> How to complete this task:
Among the entries that follow, find the lines holding "Dimetric" and say how many there are, with no other words.

*** Provided information

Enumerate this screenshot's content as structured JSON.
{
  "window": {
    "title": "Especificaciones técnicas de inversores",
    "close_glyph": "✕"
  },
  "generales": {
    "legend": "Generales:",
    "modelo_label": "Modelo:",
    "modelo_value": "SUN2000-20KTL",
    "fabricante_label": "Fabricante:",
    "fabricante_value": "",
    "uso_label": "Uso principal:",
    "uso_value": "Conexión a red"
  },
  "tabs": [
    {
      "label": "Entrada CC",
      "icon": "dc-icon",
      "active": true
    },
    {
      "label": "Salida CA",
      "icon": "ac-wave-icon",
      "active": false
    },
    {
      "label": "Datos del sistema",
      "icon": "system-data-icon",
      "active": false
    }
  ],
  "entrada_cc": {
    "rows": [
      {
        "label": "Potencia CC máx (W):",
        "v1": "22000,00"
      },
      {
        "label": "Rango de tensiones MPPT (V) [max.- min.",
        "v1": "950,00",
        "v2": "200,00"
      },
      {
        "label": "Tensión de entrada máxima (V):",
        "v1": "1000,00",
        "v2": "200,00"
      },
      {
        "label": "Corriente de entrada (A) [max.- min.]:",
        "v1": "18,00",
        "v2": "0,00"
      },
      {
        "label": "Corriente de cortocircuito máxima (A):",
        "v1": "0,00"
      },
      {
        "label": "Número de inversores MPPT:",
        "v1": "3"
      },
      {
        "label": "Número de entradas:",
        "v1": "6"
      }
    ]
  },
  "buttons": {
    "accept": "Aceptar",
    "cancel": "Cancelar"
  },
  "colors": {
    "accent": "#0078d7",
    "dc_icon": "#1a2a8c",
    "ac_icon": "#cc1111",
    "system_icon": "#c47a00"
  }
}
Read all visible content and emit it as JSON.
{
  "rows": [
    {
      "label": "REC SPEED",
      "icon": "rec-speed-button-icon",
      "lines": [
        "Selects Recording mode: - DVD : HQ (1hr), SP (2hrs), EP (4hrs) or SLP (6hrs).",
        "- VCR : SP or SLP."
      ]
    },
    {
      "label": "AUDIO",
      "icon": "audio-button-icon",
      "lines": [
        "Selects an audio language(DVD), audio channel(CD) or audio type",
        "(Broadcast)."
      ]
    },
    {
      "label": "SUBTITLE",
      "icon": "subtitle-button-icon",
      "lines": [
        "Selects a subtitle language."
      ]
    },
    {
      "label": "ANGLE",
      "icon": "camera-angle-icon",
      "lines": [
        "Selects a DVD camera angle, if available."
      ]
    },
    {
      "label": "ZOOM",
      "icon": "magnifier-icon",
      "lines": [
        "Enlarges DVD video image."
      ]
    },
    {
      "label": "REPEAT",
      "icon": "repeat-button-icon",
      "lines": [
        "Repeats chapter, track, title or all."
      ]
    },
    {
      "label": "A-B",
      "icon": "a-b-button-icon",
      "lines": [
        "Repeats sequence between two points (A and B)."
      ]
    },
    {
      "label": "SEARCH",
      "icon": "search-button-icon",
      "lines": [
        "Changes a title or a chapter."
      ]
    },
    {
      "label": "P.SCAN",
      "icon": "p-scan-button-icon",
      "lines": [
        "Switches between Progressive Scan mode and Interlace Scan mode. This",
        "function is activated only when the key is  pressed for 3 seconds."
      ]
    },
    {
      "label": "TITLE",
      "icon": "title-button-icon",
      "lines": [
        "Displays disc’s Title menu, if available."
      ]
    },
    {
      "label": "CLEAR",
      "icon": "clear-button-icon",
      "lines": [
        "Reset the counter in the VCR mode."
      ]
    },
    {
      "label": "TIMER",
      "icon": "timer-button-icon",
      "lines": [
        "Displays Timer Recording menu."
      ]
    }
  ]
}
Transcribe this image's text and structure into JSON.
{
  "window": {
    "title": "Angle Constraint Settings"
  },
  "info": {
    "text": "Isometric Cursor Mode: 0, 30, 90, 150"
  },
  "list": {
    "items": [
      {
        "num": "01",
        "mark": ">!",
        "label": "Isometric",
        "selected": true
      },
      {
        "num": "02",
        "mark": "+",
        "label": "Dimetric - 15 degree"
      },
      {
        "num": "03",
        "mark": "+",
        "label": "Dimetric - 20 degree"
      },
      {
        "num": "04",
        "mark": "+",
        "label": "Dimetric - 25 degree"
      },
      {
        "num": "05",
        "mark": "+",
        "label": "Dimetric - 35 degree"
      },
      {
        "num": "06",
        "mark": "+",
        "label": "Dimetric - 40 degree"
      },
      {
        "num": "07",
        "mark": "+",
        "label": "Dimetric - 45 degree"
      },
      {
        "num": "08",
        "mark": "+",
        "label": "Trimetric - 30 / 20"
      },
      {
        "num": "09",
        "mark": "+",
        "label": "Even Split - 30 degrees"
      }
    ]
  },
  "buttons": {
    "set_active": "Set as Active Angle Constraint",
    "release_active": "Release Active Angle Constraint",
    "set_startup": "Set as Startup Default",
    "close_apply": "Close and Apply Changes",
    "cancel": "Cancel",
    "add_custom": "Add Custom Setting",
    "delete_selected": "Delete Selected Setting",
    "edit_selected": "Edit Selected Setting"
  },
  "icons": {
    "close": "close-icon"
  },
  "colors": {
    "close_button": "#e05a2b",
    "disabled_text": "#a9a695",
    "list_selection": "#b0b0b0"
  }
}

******

> Reply:
6